"I think, given the circumstances of what they're up against with the trial, it's probably the smartest strategy they have yet because jurors would have to believe both of them are lying," lawyer Rachel Stockman previously told ET.
Although there's a great deal at stake, the source says Loughlin "hopes when the judge hears her story, she will beat the charges. Her friends have remained optimistic for her yet it's been very difficult not to second guess everything, and she's had many sleepless nights."
The source continues: "Lori is sticking with her story that she and her husband were scammed by Rick Singer [the alleged mastermind behind the scandal]. She has claimed to friends that they always thought the money was going to a charity through the school. She says she doesn't feel for one minute they were breaking the law."
According to the source, "the family is ready for their next step in life. They have been living under a dark cloud for far too long, and are ready for answers."

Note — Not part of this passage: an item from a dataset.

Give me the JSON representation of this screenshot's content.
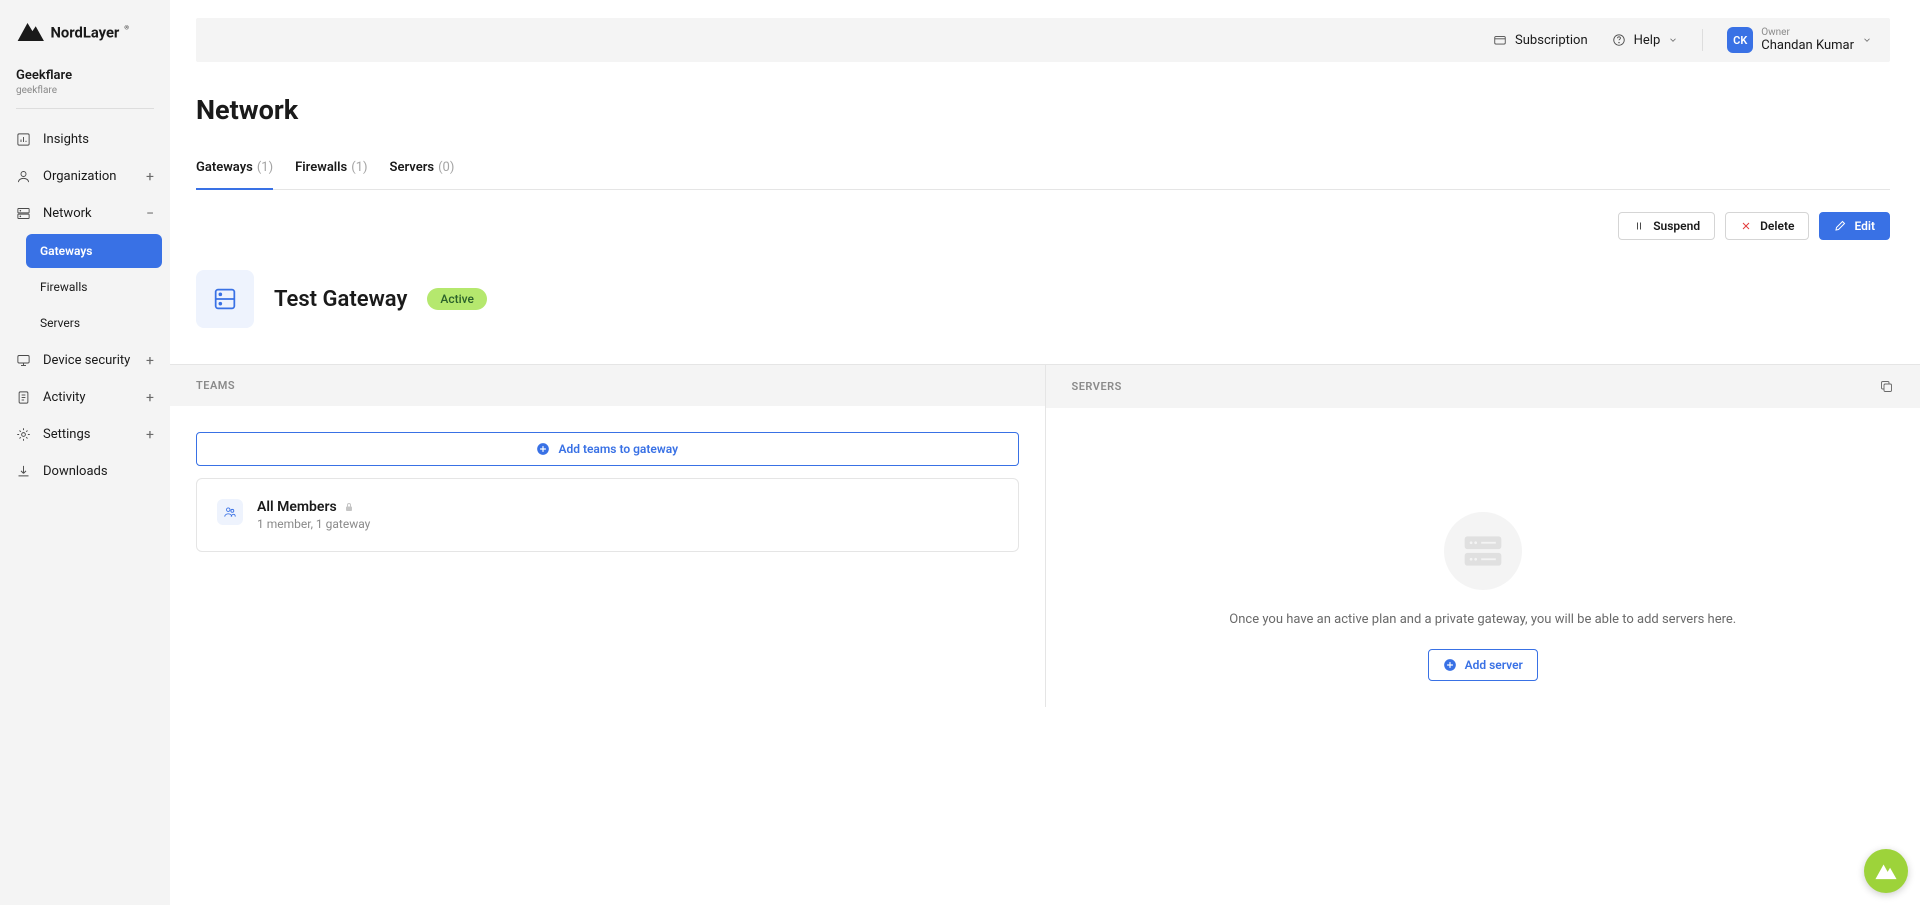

Loughlin and Giannulli's next court date is Wednesday, however, according to the U.S. Attorney's Office for the District of Massachusetts, the "defendant is not required to attend."